OpenAIR OpenAIR
 
 

OpenAIR @ RGU >
Business >
Communication, Marketing & Media >
Conference publications (Communication, Marketing & Media) >

Please use this identifier to cite or link to this item: http://hdl.handle.net/10059/462
This item has been viewed 43 times in the last year. View Statistics

Files in This Item:

File Description SizeFormat
Bremner gift giving.pdf219.59 kBAdobe PDFView/Open
Title: Gift giving to children at Christmas and birthdays.
Authors: Bremner, Pauline
Keywords: Children
Artwork
Gift-giving
Qualitative
Consumer behaviour
Issue Date: Jul-2008
Publisher: Robert Gordon University
Citation: BREMNER, P., 2008. Gift giving to children at Christmas and birthdays. In: Reflective Marketing in a Material World: Proceedings of the Academy of Marketing Annual Conference 2008. 8-10 July 2008. Aberdeen: Robert Gordon University.
Abstract: This paper explores gift giving of toys to children at Christmas and Birthdays and their perception of the gift giver. Three areas are discussed; gift giving, the methodological approach and the results and conclusions. Gift giving is an historical concept relating to exchanges of gifts representing many symbols and meanings. Toys are often given to children at birthdays and Christmas and the perception of the gift giver may be affected by many things. The long-term impact may alter the relationship between the child and parent. Miscommunication is often cited as being an influence on the level of disappointment that may occur. Four drawing sessions were conducted with preschool children from two nurseries. The aim of these sessions was to identify what the children’s favourite toy gift was at Christmas and birthday time, who had given it to them and what they thought of the giver. The pictorial results were coded and results concluded that almost all the children could identify their favourite toy gifts. A majority were satisfied with their gifts and most surprisingly identified Santa as the gift giver for Birthday toys as well as Christmas.

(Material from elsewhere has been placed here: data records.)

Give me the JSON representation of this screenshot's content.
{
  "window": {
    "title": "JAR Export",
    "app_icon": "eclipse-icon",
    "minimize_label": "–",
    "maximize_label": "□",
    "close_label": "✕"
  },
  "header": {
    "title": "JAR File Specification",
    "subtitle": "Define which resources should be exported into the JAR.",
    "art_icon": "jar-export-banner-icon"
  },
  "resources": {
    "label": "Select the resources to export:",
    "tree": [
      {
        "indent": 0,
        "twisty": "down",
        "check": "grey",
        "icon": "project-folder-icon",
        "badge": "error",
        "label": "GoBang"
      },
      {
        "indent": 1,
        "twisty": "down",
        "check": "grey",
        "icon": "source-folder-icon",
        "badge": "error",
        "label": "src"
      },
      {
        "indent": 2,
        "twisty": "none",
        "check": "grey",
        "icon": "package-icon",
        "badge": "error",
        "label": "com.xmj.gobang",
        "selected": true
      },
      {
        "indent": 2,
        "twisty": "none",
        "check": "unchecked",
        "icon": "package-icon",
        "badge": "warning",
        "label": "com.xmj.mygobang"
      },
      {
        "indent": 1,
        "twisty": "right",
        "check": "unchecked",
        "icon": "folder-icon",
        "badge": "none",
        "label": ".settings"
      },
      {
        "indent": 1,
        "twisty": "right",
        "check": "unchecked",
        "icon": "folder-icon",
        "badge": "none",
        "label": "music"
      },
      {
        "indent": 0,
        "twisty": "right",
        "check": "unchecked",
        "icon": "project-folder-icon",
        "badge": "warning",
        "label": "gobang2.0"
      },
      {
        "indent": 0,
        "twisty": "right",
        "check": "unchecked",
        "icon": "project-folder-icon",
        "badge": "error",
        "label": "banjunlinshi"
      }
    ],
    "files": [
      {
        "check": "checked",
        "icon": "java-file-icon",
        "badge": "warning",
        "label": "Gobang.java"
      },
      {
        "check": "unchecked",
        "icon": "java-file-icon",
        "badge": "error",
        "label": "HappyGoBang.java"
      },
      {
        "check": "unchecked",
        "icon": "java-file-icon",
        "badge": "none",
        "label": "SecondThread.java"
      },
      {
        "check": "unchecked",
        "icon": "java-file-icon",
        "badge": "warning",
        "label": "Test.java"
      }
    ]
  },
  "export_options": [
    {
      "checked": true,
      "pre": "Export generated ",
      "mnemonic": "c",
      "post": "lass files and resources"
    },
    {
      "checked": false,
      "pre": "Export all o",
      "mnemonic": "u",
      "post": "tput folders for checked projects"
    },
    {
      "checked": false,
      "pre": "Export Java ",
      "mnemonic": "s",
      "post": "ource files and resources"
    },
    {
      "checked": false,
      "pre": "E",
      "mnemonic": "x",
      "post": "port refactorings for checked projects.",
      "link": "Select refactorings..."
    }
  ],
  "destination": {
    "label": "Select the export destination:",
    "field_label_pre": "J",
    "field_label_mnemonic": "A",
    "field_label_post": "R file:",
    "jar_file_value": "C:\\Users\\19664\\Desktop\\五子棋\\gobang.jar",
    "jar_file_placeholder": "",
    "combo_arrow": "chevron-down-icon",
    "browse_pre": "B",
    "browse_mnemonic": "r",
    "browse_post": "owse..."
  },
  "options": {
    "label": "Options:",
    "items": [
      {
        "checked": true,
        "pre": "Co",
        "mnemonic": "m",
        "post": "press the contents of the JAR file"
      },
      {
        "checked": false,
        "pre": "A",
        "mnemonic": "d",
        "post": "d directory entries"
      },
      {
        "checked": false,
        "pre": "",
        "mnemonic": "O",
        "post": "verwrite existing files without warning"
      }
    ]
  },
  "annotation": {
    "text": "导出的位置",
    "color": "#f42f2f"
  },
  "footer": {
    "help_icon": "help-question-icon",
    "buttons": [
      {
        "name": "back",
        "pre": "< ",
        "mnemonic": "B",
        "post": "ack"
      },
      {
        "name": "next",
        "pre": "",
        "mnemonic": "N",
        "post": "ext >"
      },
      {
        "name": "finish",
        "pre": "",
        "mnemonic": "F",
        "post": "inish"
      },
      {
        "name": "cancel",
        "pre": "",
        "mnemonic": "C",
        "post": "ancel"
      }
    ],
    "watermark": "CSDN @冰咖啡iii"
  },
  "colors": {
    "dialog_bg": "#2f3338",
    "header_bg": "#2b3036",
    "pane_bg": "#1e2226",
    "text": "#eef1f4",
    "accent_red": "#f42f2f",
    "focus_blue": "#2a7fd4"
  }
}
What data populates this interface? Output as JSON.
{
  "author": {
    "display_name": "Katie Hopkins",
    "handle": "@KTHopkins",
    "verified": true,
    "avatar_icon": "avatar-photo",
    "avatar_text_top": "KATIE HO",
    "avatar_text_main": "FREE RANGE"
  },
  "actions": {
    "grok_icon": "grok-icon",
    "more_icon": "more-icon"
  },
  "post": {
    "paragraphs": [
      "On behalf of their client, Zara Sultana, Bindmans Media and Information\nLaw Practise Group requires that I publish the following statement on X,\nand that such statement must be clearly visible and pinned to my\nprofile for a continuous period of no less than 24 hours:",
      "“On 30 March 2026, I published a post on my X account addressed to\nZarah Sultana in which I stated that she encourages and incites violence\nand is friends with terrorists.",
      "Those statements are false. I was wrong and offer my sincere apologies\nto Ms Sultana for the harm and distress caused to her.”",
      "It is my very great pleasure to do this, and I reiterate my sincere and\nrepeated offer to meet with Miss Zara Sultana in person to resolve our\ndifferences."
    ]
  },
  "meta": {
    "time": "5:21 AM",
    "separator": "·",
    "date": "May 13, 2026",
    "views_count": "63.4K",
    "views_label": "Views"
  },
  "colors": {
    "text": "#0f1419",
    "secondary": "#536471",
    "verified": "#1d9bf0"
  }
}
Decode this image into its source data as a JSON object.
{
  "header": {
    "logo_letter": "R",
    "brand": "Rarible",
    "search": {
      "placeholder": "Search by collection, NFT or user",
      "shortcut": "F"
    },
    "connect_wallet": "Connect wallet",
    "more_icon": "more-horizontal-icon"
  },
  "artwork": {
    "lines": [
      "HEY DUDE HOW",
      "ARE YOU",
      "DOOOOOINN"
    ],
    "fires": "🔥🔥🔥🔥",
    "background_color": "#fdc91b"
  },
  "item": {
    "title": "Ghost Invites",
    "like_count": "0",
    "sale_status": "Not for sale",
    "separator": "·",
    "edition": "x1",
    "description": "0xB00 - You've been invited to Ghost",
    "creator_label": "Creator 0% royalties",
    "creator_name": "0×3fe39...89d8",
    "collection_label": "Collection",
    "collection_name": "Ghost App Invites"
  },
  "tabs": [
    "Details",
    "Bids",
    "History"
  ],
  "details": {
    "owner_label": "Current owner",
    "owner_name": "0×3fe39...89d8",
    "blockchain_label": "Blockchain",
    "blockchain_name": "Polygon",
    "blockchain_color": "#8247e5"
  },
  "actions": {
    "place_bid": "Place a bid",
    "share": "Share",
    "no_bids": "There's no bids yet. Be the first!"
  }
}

Most children could not represent their feeling of the gift giver pictorially and interestingly enough mum was not mentioned once as a giver of gifts!
Appears in Collections:Conference publications (Communication, Marketing & Media)

All items in OpenAIR are protected by copyright, with all rights reserved.

 

 
   Disclaimer | Freedom of Information | Privacy Statement |Copyright ©2012 Robert Gordon University, Schoolhill, Aberdeen, AB10 1FR, Scotland, UK: a Scottish charity, registration No. SCO13781